(Stored entries)
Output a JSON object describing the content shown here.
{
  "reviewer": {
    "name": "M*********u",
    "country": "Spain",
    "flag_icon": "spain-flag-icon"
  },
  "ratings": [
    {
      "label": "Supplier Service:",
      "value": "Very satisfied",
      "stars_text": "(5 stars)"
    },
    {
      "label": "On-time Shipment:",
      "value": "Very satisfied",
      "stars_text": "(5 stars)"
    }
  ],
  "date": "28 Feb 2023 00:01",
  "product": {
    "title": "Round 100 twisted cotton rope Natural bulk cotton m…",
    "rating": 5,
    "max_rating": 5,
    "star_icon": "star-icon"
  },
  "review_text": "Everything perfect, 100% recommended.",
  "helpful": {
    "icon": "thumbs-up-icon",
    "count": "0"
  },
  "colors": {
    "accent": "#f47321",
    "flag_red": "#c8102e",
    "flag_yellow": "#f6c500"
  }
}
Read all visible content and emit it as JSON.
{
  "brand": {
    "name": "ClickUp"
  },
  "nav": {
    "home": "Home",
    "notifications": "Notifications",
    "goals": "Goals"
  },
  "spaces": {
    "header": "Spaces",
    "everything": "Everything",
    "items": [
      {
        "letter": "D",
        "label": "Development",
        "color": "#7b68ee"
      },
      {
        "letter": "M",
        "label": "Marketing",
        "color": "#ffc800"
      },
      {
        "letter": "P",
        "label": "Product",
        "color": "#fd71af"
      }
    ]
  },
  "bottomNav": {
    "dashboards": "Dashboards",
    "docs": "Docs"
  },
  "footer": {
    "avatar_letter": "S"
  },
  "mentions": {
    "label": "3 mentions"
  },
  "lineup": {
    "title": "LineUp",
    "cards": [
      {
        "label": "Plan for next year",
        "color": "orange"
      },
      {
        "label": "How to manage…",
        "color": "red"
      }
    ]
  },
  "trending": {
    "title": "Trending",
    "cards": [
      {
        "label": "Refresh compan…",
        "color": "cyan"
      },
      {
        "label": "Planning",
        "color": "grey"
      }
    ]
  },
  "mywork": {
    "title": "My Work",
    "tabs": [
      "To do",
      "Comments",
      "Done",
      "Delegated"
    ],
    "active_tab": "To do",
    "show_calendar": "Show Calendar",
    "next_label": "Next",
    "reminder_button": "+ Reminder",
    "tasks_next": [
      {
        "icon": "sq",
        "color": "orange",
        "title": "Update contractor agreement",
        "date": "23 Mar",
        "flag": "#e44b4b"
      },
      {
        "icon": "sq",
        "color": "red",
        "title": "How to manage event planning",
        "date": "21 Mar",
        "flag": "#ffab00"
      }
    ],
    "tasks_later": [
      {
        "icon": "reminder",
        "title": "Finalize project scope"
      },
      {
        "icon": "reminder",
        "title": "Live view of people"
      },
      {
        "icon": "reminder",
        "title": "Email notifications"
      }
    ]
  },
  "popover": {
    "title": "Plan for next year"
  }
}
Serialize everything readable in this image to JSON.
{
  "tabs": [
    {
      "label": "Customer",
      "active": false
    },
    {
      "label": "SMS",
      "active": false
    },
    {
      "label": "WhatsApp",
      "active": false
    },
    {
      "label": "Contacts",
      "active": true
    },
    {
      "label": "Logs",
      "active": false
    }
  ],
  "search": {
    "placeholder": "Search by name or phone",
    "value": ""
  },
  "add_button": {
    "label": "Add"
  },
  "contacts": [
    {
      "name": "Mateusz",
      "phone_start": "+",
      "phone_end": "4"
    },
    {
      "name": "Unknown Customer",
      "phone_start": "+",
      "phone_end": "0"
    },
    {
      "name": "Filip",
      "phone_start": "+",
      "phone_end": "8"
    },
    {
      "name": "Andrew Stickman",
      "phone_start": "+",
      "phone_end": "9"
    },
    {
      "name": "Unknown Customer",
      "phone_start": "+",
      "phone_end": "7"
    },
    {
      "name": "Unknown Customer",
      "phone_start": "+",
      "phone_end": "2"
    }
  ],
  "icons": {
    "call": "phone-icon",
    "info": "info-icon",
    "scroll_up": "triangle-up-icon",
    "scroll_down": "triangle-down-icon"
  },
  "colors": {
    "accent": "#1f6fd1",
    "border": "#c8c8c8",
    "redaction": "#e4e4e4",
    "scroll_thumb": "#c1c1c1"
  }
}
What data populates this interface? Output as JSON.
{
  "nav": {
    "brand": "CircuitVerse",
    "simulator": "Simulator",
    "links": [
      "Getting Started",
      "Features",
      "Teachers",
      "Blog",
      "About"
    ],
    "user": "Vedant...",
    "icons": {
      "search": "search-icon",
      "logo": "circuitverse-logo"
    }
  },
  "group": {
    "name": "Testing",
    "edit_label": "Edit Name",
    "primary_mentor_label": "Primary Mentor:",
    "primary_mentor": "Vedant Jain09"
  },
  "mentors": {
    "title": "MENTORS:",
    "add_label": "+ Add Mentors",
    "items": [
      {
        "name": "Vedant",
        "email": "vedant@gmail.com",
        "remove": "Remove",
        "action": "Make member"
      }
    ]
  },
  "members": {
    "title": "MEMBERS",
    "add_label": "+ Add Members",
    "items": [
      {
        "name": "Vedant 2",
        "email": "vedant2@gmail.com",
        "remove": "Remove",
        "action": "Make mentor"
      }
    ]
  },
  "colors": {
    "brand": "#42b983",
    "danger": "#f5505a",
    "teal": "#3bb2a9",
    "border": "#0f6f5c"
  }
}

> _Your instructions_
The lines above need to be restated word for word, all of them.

> _Output of the exercise_
Output a JSON object describing the content shown here.
{
  "reviewer": {
    "name": "M*********u",
    "country": "Spain",
    "flag_icon": "spain-flag-icon"
  },
  "ratings": [
    {
      "label": "Supplier Service:",
      "value": "Very satisfied",
      "stars_text": "(5 stars)"
    },
    {
      "label": "On-time Shipment:",
      "value": "Very satisfied",
      "stars_text": "(5 stars)"
    }
  ],
  "date": "28 Feb 2023 00:01",
  "product": {
    "title": "Round 100 twisted cotton rope Natural bulk cotton m…",
    "rating": 5,
    "max_rating": 5,
    "star_icon": "star-icon"
  },
  "review_text": "Everything perfect, 100% recommended.",
  "helpful": {
    "icon": "thumbs-up-icon",
    "count": "0"
  },
  "colors": {
    "accent": "#f47321",
    "flag_red": "#c8102e",
    "flag_yellow": "#f6c500"
  }
}
Read all visible content and emit it as JSON.
{
  "brand": {
    "name": "ClickUp"
  },
  "nav": {
    "home": "Home",
    "notifications": "Notifications",
    "goals": "Goals"
  },
  "spaces": {
    "header": "Spaces",
    "everything": "Everything",
    "items": [
      {
        "letter": "D",
        "label": "Development",
        "color": "#7b68ee"
      },
      {
        "letter": "M",
        "label": "Marketing",
        "color": "#ffc800"
      },
      {
        "letter": "P",
        "label": "Product",
        "color": "#fd71af"
      }
    ]
  },
  "bottomNav": {
    "dashboards": "Dashboards",
    "docs": "Docs"
  },
  "footer": {
    "avatar_letter": "S"
  },
  "mentions": {
    "label": "3 mentions"
  },
  "lineup": {
    "title": "LineUp",
    "cards": [
      {
        "label": "Plan for next year",
        "color": "orange"
      },
      {
        "label": "How to manage…",
        "color": "red"
      }
    ]
  },
  "trending": {
    "title": "Trending",
    "cards": [
      {
        "label": "Refresh compan…",
        "color": "cyan"
      },
      {
        "label": "Planning",
        "color": "grey"
      }
    ]
  },
  "mywork": {
    "title": "My Work",
    "tabs": [
      "To do",
      "Comments",
      "Done",
      "Delegated"
    ],
    "active_tab": "To do",
    "show_calendar": "Show Calendar",
    "next_label": "Next",
    "reminder_button": "+ Reminder",
    "tasks_next": [
      {
        "icon": "sq",
        "color": "orange",
        "title": "Update contractor agreement",
        "date": "23 Mar",
        "flag": "#e44b4b"
      },
      {
        "icon": "sq",
        "color": "red",
        "title": "How to manage event planning",
        "date": "21 Mar",
        "flag": "#ffab00"
      }
    ],
    "tasks_later": [
      {
        "icon": "reminder",
        "title": "Finalize project scope"
      },
      {
        "icon": "reminder",
        "title": "Live view of people"
      },
      {
        "icon": "reminder",
        "title": "Email notifications"
      }
    ]
  },
  "popover": {
    "title": "Plan for next year"
  }
}
Serialize everything readable in this image to JSON.
{
  "tabs": [
    {
      "label": "Customer",
      "active": false
    },
    {
      "label": "SMS",
      "active": false
    },
    {
      "label": "WhatsApp",
      "active": false
    },
    {
      "label": "Contacts",
      "active": true
    },
    {
      "label": "Logs",
      "active": false
    }
  ],
  "search": {
    "placeholder": "Search by name or phone",
    "value": ""
  },
  "add_button": {
    "label": "Add"
  },
  "contacts": [
    {
      "name": "Mateusz",
      "phone_start": "+",
      "phone_end": "4"
    },
    {
      "name": "Unknown Customer",
      "phone_start": "+",
      "phone_end": "0"
    },
    {
      "name": "Filip",
      "phone_start": "+",
      "phone_end": "8"
    },
    {
      "name": "Andrew Stickman",
      "phone_start": "+",
      "phone_end": "9"
    },
    {
      "name": "Unknown Customer",
      "phone_start": "+",
      "phone_end": "7"
    },
    {
      "name": "Unknown Customer",
      "phone_start": "+",
      "phone_end": "2"
    }
  ],
  "icons": {
    "call": "phone-icon",
    "info": "info-icon",
    "scroll_up": "triangle-up-icon",
    "scroll_down": "triangle-down-icon"
  },
  "colors": {
    "accent": "#1f6fd1",
    "border": "#c8c8c8",
    "redaction": "#e4e4e4",
    "scroll_thumb": "#c1c1c1"
  }
}
What data populates this interface? Output as JSON.
{
  "nav": {
    "brand": "CircuitVerse",
    "simulator": "Simulator",
    "links": [
      "Getting Started",
      "Features",
      "Teachers",
      "Blog",
      "About"
    ],
    "user": "Vedant...",
    "icons": {
      "search": "search-icon",
      "logo": "circuitverse-logo"
    }
  },
  "group": {
    "name": "Testing",
    "edit_label": "Edit Name",
    "primary_mentor_label": "Primary Mentor:",
    "primary_mentor": "Vedant Jain09"
  },
  "mentors": {
    "title": "MENTORS:",
    "add_label": "+ Add Mentors",
    "items": [
      {
        "name": "Vedant",
        "email": "vedant@gmail.com",
        "remove": "Remove",
        "action": "Make member"
      }
    ]
  },
  "members": {
    "title": "MEMBERS",
    "add_label": "+ Add Members",
    "items": [
      {
        "name": "Vedant 2",
        "email": "vedant2@gmail.com",
        "remove": "Remove",
        "action": "Make mentor"
      }
    ]
  },
  "colors": {
    "brand": "#42b983",
    "danger": "#f5505a",
    "teal": "#3bb2a9",
    "border": "#0f6f5c"
  }
}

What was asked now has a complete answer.